Statistics of the Galaxy Distribution describes both the available observational data on the distribution of galaxies and the applications of spatial statistics in cosmology. It gives a detailed derivation of the statistical methods used to study the galaxy distribution and the cosmological physics needed to formulate the statistical models. Because the prevalent approach in cosmological statistics has been frequentist, the authors focus on the most widely used of these methods, but they also explore Bayesian techniques that have become popular in large-scale structure studies.
Describing the most popular methods, their latest applications, and the necessary mathematical and astrophysical background, this groundbreaking book presents the state of the art in the statistical description of the large-scale structure of the Universe.
Cosmology's well-defined and growing data sets represent an important challenge for the statistical analysis, and therefore for the statistics community. Statistics of the Galaxy Distribution presents a unique opportunity for researchers in both fields to strengthen the connection between them and, using a common language, explore the statistical description of the universe.
Table of Contents
The Clumpy Universe. The Standard Model of the Universe. Cosmological Point Processes. Fractal Properties of the Galaxy Distribution. Statistical and Geometrical Models. Formation of Structure. Random Fields in Cosmology.
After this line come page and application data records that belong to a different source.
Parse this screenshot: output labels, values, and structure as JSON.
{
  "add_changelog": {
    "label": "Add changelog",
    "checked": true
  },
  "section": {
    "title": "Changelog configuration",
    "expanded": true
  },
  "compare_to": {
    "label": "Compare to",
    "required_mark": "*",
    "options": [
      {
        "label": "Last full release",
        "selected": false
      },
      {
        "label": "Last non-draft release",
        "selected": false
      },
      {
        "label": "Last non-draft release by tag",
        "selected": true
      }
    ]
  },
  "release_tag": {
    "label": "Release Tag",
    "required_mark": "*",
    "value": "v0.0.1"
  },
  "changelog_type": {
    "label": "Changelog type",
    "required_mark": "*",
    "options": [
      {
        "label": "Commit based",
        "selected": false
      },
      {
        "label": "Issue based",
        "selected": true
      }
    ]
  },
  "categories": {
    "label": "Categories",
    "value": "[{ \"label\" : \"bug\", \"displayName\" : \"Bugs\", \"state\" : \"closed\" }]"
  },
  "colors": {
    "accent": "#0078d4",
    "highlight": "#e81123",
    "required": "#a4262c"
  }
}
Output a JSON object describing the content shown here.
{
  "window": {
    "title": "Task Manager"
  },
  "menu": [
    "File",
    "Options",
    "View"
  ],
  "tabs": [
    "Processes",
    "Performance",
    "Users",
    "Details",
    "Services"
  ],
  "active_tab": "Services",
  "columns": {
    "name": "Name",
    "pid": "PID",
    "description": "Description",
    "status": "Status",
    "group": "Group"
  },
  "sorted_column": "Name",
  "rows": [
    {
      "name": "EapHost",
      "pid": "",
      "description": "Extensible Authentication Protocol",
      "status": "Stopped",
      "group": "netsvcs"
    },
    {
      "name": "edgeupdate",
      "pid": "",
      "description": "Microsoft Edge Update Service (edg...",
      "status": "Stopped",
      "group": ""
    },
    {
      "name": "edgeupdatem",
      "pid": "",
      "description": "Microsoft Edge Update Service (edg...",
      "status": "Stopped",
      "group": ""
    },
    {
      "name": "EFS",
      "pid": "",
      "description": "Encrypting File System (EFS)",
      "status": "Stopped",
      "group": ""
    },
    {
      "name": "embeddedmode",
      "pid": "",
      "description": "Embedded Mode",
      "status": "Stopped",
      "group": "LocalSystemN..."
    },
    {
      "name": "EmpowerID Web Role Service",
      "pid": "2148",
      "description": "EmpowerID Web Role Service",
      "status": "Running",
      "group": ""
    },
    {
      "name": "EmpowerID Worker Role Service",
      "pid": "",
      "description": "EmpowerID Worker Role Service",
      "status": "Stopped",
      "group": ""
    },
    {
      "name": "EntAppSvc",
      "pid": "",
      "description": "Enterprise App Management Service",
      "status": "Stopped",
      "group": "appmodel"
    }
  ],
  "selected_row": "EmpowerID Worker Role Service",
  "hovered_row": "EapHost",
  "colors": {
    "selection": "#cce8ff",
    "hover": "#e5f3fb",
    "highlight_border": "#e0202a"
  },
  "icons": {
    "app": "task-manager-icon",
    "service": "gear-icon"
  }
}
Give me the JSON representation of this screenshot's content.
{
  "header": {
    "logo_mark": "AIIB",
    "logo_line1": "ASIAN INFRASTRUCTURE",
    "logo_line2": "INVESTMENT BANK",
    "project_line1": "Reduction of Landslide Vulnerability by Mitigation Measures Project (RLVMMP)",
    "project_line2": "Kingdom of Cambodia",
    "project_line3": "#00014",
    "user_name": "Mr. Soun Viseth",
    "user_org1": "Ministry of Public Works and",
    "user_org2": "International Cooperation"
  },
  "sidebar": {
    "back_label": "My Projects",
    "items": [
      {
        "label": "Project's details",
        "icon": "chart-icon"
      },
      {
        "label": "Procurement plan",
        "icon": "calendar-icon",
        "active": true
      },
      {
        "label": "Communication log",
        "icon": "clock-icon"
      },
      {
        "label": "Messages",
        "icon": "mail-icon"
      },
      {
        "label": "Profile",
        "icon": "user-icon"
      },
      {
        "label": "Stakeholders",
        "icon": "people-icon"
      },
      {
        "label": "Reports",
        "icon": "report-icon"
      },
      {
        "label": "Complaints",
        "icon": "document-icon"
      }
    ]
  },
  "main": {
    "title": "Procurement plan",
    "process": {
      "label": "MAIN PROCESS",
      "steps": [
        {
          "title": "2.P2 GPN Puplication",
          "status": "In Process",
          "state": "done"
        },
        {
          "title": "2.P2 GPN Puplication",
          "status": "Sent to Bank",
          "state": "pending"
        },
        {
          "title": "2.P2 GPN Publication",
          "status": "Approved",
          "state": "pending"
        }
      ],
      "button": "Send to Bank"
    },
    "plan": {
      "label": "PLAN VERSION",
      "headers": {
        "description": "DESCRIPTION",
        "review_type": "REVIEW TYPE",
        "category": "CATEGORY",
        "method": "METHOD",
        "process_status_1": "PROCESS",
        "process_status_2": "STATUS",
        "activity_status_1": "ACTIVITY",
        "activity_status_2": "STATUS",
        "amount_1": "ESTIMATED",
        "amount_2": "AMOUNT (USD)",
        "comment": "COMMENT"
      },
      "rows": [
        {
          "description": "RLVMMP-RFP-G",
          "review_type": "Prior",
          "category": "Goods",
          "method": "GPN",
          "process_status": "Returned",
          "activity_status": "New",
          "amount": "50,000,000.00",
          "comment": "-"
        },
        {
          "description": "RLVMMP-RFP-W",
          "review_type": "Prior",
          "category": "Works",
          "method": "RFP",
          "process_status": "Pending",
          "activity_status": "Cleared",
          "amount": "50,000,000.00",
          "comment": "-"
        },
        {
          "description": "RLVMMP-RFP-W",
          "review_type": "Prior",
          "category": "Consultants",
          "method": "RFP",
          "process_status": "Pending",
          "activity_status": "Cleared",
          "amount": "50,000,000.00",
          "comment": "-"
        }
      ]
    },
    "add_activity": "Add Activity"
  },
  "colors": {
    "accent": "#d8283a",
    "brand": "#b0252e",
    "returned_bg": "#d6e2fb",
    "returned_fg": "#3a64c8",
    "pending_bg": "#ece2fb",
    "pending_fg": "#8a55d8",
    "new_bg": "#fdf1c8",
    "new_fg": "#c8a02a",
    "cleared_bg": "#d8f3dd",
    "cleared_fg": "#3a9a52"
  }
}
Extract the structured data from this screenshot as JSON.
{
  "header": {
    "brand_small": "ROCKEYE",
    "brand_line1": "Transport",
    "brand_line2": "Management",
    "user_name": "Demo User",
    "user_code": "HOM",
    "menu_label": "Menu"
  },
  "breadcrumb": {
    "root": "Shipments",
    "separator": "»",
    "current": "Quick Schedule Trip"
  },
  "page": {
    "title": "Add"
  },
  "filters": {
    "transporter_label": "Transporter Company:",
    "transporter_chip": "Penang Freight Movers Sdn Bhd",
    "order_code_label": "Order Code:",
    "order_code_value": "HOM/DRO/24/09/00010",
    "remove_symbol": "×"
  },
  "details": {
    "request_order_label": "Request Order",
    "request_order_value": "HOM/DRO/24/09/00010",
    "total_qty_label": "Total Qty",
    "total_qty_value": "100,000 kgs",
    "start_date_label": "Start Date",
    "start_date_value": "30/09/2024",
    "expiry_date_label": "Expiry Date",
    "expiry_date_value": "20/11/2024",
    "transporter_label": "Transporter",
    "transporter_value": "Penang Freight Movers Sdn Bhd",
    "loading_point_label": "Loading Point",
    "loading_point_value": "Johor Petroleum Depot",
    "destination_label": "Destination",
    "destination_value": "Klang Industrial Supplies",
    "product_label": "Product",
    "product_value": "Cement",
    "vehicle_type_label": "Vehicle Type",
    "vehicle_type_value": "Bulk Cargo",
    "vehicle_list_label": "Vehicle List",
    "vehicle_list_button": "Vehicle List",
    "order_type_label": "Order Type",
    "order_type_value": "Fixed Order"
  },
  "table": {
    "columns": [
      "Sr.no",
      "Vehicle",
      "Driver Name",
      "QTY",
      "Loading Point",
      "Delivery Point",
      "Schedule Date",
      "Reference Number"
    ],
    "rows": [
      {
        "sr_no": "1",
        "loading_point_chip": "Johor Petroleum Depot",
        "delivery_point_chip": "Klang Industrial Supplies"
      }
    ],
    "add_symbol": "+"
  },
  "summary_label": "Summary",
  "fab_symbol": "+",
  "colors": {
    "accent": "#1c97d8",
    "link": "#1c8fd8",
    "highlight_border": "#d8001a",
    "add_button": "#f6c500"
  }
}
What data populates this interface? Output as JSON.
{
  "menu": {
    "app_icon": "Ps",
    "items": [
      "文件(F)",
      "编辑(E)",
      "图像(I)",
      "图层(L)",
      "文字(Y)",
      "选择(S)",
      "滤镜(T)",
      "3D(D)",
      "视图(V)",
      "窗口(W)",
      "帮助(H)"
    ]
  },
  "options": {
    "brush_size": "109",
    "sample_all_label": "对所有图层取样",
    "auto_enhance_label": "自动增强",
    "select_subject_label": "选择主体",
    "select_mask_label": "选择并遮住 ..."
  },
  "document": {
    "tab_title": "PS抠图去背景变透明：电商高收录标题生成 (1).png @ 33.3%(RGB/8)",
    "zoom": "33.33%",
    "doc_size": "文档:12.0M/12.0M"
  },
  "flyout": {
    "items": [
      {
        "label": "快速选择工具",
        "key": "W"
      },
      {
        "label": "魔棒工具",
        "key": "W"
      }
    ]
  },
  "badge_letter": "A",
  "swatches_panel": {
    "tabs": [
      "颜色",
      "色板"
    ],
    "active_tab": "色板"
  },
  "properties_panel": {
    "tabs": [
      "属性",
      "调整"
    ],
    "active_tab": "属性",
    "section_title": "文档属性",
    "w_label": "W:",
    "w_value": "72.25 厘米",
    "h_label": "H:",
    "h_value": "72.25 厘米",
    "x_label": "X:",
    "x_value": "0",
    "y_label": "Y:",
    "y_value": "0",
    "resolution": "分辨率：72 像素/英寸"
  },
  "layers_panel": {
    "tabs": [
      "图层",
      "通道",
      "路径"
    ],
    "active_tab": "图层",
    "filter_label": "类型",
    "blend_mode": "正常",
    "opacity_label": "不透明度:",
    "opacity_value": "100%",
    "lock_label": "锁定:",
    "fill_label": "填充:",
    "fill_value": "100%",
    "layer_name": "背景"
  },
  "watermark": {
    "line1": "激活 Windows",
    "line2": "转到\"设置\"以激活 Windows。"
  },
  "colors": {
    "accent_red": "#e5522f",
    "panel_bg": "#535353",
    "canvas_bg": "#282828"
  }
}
Fourier Analysis of Clustering. Cosmography. Structure Statistics. Appendices. References.
Martinez, Vicent J.; Saar, Enn